Meeting Date: January 14, 2020
The Wellfleet Selectboard meeting held on January 14, 2020, commenced at 6 p.m. The meeting began with announcements, open session, and public comments. During this phase, the board clarified that public comments should be brief and that no deliberations or votes would be conducted solely based on these comments. The board then called for any announcements or comments from the board members themselves.
One member of the board announced an upcoming meeting of the Herring River Executive Council, which includes representatives from the National Park Service and the town of Wellfleet. The meeting was scheduled to take place at 3 p.m. on Thursday at the Senior Center.
Another board member took the opportunity to greet everyone present and expressed their joy in being part of the Wellfleet community. This board member stated that they would continue to greet the audience with a cheerful “good evening Wellfleet” at every meeting.
Moving on, the board opened the floor for announcements from the public. A resident by the name of Kate Clemens introduced a request for new members to join the Wellfleet Commission on Disabilities. The commission aims to ensure that all individuals, including those with accessibility challenges, have equal opportunities to participate in and benefit from the town’s programs and services. More information about the commission and how to get involved can be found on the front page of the Wellfleet town’s website.
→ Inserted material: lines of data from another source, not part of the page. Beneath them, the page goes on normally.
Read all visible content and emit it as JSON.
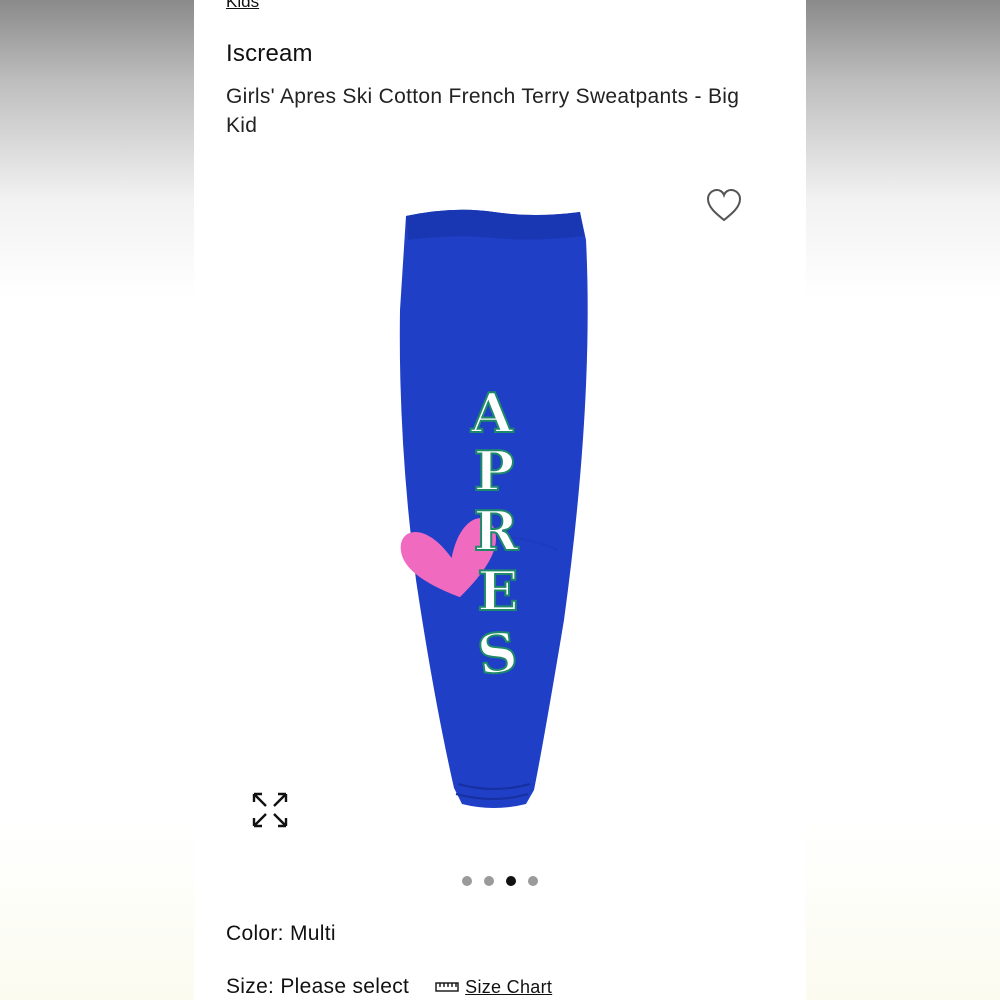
{
  "breadcrumb": {
    "label": "Kids"
  },
  "product": {
    "brand": "Iscream",
    "title": "Girls' Apres Ski Cotton French Terry Sweatpants - Big Kid",
    "print_text": [
      "A",
      "P",
      "R",
      "E",
      "S"
    ]
  },
  "gallery": {
    "dot_count": 4,
    "active_index": 2,
    "icons": {
      "wishlist": "heart-outline-icon",
      "expand": "expand-arrows-icon"
    }
  },
  "color": {
    "label": "Color:",
    "value": "Multi"
  },
  "size": {
    "label": "Size:",
    "value": "Please select",
    "chart_label": "Size Chart",
    "chart_icon": "ruler-icon"
  },
  "colors": {
    "pants": "#1f3fc7",
    "heart": "#f06ac0",
    "letter_fill": "#ffffff",
    "letter_outline": "#1f8a6a"
  }
}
After hearing from the public, the board transitioned to the public hearing portion of the meeting. The topic for discussion was an amendment to the annual license fee for shellfish regulations. The amendment proposed a change in payment process by requiring grant holders to come to the town hall to give their grant reports and pay the fees for the upcoming year at the same time. This change was expected to streamline the process and ensure timely payment. The board clarified that there had been no negative feedback regarding this proposed amendment. The board then opened the floor for questions or comments on this matter, and upon receiving none, proceeded with a motion to amend the concerned section of the shellfishing policy and regulations. The amendment was approved unanimously.
Next on the agenda, the Energy and Climate Action Committee provided an update on their activities. They shared details about the Outer Cape Energize program, which aimed to promote carbon replacement technologies and energy conservation and efficiency in Wellfleet, Eastham, Truro, and Provincetown. This program was made possible through the support of select boards, administrators, and energy committees from the four towns, as well as partnerships with the Energy Center, Cape Light Compact, and Cape and Islands Self-Reliance.
The committee highlighted the success of the program, noting an increase in energy audits and conservation measures as a result of their efforts. They estimated that up to 20% of the audits conducted in the Outer Cape over the past two years were directly associated with the program. This translated to approximately $200,000 in value in terms of rebates and discounts for energy conservation measures. The program also provided education and advice on air source technologies and electric vehicles.
The committee reported that 134 solar systems had been installed through the program, resulting in an aggregate solar production of over 1.1 million kilowatt hours per year. This production was equivalent to the carbon offset of a thousand acres of forest annually. Homeowners received rebates totaling $37,000, and the aggregate electricity bill savings were estimated to be $264,000 per year or nearly $6.6 million over 25 years. The program also contributed to local economic development through investments in local contractors, suppliers, and businesses.
The committee also discussed the progress of their landfill solar project, which involved the installation of 2,358 solar panels. These panels were expected to produce approximately 140% of the town’s annual electricity consumption. The remaining 40% of the electricity generated was sold to the Nauset Regional School System to offset their electricity bills. Additionally, the town received lease payments for the land used and a payment in lieu of taxes. The committee clarified that they were working towards streamlining billing and credit allocation processes with eversource, with the goal of combining all the town’s bills into a single bill for easier management.
In conclusion, the Wellfleet Selectboard meeting addressed various announcements, including an upcoming executive council meeting, opportunities for community involvement in the Commission on Disabilities, and the review of shellfish regulations. The Energy and Climate Action Committee provided updates on their successful Outer Cape Energize program and landfill solar project. These initiatives demonstrated the town’s commitment to promoting energy efficiency, conservation, and environmental sustainability.